From 2007’s decent, but not great Send Away the Tigers, “Your Love Alone Is Not Enough” goes down a treat and a majestic early highlight Motorcycle Emptiness – voted the Manics’ all-time best song – sends goosebumps all around. T he opening track of new LP Postcards from a Young Man, (This Is Not War) “Just The End Of Love” retains the old one-two punch, with “Some Kind Of Nothingness” and “Golden Platitudes” (both of which are performed later in the set) hardly being shabby either. The first surprise of the night arrives in the shape of Gold Against The Soul’s “Roses In The Hospital”, whereas the ebullient Australia is quite an apt inclusion and The Holy Bible’s sole moment of calm “This Is Yesterday” is beautiful to say the least.
Original lyricist, guitar-holder and overall tragic figure Richey Edwards hasn’t been with the band since his still-unresolved 1995 disappearance – and duly gets a double tribute in the shape of the demon-exorcising “Everything Must Go” and “You Stole The Sun From My Heart”. One of the few gems from 2001’s patchy Know Your Enemy, “Ocean Spray” makes many neck hairs stand with its sonorous trumpet break, while the Manics’ first UK Top 10 single – a crunchy arena-rock cover of M.A.S.H. theme “Suicide Is Painless” – is a song that practically requires a plethora of raised lighters. The band’s sneering first 7” “Motown Junk” – is coupled with their first UK #1 – the “Spanish Civil War” -themed “If You Tolerate This” (Then Your Children Will Be Next); afterwards, Bradfield performs a jaw-dropping acoustic rendition of This Is My Truth, Tell Me Yours’ elegy “The Everlasting” as his compadres wait backstage.
Summoning another decibel-blasting cheers torrent, the Manics return and obliterate the house with The Holy Bible’s seething “Faster” and Everything Must Go’s crunchy closer No “Surface All Feeling”. A moment of down-to-earth warmth is had by all when the keyboard player stuffs up Tsunami’s koto-like intro, and the anthemic singalong “A Design For Life” provides a stadium-sized ending to one of 2010’s best rock gigs. This IS their truth.
13 Nov 2010 The Hi-Fi QLD
15 Nov 2010 Metro Theatre NSW
18 Nov 2010 HQ SA
20 Nov 2010 Forum Theatre VIC

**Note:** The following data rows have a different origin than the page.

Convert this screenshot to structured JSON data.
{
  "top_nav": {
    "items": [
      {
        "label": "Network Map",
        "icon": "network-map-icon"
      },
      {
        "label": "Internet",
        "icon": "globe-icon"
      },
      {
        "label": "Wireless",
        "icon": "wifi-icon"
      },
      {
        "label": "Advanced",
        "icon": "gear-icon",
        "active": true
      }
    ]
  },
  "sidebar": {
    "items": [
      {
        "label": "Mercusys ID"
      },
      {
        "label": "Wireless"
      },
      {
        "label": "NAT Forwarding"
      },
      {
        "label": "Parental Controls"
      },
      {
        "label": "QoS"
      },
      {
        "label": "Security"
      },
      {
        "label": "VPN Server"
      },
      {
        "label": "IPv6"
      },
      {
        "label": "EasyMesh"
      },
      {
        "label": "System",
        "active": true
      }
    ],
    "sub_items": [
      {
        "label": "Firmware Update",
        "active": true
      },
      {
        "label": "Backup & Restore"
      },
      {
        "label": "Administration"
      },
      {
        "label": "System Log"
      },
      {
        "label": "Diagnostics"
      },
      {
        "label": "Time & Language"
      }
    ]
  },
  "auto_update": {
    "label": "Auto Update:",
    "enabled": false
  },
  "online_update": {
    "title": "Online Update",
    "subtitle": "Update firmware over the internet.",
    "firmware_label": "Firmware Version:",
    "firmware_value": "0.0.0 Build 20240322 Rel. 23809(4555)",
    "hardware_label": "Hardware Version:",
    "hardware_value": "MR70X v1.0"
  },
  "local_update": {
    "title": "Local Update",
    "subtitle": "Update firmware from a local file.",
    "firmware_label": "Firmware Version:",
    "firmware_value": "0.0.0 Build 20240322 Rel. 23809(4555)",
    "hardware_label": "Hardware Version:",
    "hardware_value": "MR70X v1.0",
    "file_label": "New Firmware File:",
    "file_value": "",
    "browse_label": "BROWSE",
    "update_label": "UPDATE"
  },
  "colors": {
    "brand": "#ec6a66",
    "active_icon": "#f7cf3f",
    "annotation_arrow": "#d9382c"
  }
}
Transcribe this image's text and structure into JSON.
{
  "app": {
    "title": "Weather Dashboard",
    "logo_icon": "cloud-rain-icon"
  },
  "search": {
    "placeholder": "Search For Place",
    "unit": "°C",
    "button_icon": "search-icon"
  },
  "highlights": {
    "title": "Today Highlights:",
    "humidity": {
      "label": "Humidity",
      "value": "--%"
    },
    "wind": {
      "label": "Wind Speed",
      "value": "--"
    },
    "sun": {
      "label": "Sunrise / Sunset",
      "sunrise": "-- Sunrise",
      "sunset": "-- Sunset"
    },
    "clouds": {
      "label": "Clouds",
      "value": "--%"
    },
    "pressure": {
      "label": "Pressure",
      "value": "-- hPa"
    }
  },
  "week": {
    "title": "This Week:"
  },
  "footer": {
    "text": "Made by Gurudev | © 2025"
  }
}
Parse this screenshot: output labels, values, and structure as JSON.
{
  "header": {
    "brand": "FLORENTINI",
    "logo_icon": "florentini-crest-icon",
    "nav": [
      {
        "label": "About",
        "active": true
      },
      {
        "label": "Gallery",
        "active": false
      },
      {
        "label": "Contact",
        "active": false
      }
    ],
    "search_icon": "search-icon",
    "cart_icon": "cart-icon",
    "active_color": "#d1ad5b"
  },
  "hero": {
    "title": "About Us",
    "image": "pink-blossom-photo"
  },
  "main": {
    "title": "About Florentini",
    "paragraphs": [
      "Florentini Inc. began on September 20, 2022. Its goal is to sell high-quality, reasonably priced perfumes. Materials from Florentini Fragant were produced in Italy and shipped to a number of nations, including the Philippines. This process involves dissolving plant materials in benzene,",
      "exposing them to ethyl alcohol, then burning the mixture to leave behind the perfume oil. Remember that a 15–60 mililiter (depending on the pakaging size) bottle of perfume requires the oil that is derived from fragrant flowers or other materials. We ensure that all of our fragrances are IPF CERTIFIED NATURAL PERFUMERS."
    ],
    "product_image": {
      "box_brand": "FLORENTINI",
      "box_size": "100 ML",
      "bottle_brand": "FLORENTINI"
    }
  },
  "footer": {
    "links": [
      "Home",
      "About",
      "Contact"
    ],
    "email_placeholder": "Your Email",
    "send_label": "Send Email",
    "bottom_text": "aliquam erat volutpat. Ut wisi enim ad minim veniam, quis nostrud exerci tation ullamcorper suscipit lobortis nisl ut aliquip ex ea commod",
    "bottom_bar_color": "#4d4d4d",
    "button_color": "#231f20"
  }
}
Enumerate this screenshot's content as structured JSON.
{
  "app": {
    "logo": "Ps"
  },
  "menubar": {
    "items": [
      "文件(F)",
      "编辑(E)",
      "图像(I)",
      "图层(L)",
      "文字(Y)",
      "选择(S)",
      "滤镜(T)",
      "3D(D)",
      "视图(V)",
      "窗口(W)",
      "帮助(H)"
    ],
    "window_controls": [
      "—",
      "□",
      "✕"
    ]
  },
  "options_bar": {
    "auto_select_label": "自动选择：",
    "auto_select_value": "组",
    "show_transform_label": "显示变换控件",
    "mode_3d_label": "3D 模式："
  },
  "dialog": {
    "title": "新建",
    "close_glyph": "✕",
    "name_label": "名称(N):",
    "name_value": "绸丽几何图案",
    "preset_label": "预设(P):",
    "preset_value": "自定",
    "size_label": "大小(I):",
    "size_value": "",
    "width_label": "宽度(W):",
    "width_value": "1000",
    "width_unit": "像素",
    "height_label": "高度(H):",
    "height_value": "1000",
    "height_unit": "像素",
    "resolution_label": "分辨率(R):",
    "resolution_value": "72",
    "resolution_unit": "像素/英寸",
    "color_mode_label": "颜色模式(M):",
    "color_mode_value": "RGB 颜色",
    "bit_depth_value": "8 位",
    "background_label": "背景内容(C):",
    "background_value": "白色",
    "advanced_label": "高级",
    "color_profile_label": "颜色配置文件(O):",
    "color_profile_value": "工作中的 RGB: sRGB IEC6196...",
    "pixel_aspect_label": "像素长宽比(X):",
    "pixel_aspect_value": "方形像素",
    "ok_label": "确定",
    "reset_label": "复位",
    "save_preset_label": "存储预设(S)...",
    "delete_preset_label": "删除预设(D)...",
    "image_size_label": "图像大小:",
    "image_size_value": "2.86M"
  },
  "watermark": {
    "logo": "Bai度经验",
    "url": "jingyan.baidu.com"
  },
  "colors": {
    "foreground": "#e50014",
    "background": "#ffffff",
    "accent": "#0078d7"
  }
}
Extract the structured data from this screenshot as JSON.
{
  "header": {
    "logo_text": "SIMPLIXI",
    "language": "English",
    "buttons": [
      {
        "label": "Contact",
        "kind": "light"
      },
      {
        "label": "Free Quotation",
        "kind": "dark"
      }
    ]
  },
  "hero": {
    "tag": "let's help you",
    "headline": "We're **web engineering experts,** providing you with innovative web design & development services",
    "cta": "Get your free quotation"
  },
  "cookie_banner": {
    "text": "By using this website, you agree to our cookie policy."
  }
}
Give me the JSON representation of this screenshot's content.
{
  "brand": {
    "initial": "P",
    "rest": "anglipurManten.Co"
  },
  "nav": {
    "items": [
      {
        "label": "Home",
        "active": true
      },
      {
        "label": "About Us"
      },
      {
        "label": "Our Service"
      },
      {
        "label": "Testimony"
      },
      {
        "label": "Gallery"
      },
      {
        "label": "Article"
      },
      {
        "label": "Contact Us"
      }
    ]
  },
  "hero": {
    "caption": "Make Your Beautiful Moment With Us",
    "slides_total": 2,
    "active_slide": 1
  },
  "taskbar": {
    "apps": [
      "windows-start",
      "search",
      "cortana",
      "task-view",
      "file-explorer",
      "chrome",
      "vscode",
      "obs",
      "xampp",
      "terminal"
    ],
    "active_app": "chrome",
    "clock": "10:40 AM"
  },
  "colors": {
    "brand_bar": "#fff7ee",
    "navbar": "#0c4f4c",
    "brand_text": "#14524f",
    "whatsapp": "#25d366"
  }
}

22 Nov 2010 Metropolis Fremantle WA
Manic Street Preachers (UK) ‘Postcards From A Young Man’ Australian Tour – November 2010 [Tour Details]
Visit: Michael Coppel Presents for full details.